Aside from firms focused exclusively on health care, Chicago-based Waud Capital Partners, which invests in health care as well as business services, raised $1.06 billion last month. The city’s biggest private-equity firms, GTCR and Madison Dearborn Partners, also invest in health care as well as other sectors. “That dynamic landscape creates a lot of opportunities to invest in,” says Dean Mihas, the managing director who leads GTCR health care investing.

Returns for the firms focused exclusively on health care investments have been strong at Water Street Healthcare Partners and Cressey in the case of two funds, though others have sometimes underperformed their benchmarks, according to the limited return data available from Seattle-based Pitchbook Data, which tracks such investing. Nonetheless, “sector specialists,” including those in health care, tend to outperform private-equity generalists, according to a 2014 study by Boston-based industry consultant Cambridge Associates.

Some storied Chicago private-equity generalists, including Willis Stein and CHS Capital, unraveled in the wake of the recession, though none in the health care coterie folded. On the contrary, new health care specialists such as Shore Capital emerged.
It was founded in 2009 and did one-off deals until raising its first fund in 2014, attracting $112.5 million. It bought 10 companies last year and sold one, says Justin Ishbia, the firm’s founding partner. “There’s a lot of capital out there right now,” he says. Similarly, Water Street bought eight companies and sold two over the past year.

Private-equity firms last year engaged in a record 504 transactions, the highest in 10 years. The $66 billion spent was the third-highest amount in the same period, suggesting more deals in the middle-market range that is the sweet spot for the Chicago-area firms.

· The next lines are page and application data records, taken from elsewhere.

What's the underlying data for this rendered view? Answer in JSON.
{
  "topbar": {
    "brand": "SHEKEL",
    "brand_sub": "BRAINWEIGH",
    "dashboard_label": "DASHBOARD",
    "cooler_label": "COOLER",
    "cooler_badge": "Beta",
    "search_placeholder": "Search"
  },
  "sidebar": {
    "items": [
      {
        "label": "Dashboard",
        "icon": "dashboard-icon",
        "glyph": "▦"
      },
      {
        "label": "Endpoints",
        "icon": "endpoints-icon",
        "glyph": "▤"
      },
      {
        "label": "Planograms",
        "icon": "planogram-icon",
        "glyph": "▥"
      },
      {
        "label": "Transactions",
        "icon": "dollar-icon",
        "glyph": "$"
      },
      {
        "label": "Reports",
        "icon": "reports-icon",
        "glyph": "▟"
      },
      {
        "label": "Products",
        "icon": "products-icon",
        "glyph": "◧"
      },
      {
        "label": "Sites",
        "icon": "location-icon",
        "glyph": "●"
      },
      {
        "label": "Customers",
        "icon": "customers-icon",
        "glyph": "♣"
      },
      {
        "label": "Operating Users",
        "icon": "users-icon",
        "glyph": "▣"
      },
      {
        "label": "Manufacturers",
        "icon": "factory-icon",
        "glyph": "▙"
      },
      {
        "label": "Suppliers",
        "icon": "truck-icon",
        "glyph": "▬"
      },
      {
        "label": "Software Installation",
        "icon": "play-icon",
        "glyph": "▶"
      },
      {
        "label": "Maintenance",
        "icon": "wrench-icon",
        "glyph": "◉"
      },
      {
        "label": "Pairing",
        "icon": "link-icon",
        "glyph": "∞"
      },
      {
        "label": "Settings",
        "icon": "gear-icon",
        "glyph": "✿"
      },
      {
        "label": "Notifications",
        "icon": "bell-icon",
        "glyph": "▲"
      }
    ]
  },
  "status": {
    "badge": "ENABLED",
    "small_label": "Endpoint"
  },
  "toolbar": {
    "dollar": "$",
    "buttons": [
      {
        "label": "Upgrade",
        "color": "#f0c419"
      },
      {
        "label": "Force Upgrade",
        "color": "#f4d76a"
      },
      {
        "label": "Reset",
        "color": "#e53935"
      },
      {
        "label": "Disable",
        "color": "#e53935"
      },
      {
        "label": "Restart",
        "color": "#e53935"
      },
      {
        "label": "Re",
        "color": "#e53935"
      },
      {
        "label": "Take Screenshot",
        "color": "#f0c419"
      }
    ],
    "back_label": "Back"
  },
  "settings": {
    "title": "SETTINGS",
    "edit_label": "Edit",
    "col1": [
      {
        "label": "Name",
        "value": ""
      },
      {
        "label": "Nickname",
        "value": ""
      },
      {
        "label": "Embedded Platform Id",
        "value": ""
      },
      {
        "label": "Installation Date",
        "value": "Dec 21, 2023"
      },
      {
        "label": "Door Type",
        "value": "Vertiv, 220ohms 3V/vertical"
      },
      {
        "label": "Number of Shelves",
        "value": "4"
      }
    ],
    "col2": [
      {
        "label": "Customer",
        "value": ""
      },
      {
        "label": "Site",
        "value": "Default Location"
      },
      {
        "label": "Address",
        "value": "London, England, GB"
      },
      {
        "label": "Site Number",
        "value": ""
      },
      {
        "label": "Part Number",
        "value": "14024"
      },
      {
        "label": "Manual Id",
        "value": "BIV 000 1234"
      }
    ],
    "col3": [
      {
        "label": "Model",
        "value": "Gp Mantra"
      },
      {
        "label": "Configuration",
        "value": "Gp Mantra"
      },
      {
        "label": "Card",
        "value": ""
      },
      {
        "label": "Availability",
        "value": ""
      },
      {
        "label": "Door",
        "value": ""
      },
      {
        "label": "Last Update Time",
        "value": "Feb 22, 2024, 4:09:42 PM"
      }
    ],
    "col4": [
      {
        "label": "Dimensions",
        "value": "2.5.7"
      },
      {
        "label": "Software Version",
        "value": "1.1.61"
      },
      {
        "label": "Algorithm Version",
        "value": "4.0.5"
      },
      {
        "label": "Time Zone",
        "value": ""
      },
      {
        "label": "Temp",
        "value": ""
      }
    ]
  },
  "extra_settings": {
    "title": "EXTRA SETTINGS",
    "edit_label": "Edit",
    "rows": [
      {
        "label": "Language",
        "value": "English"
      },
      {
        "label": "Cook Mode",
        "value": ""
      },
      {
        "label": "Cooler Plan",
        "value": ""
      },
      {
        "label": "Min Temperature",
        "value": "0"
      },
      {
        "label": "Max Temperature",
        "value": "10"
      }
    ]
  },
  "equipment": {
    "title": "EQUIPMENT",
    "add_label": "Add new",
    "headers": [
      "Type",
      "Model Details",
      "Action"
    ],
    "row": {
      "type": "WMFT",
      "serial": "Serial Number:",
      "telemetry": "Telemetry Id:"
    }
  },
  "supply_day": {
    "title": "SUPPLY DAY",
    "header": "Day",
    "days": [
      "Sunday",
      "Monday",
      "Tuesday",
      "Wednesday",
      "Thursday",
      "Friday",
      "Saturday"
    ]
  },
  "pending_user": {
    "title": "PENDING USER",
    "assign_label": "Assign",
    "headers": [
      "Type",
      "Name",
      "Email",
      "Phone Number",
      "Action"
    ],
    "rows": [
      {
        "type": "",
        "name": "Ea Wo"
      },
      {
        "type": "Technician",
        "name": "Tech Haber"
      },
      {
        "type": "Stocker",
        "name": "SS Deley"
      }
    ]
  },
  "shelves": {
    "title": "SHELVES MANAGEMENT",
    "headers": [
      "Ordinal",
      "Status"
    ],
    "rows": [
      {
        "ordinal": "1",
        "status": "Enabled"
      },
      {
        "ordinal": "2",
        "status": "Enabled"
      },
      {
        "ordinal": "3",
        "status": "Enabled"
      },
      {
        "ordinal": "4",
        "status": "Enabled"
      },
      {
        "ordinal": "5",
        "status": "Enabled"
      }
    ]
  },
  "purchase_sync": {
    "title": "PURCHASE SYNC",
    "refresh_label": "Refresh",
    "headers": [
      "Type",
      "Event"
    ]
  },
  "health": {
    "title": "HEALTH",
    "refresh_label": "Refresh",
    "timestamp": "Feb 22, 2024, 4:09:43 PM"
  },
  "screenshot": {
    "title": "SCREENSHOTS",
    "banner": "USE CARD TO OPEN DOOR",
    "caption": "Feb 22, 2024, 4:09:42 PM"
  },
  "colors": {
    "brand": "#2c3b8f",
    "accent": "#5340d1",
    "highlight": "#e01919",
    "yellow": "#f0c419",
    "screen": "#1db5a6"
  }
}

Still, Linden was often priced out of the market as competition and prices rose, leaving it with just two transactions last year, says Brian Miller, a managing partner at the firm. “2015 for many firms was tough,” he told attendees at a Transactions Advisors mergers and acquisitions conference in Chicago this month.

Flush with new funds, the firms will be eager for more stable conditions this year.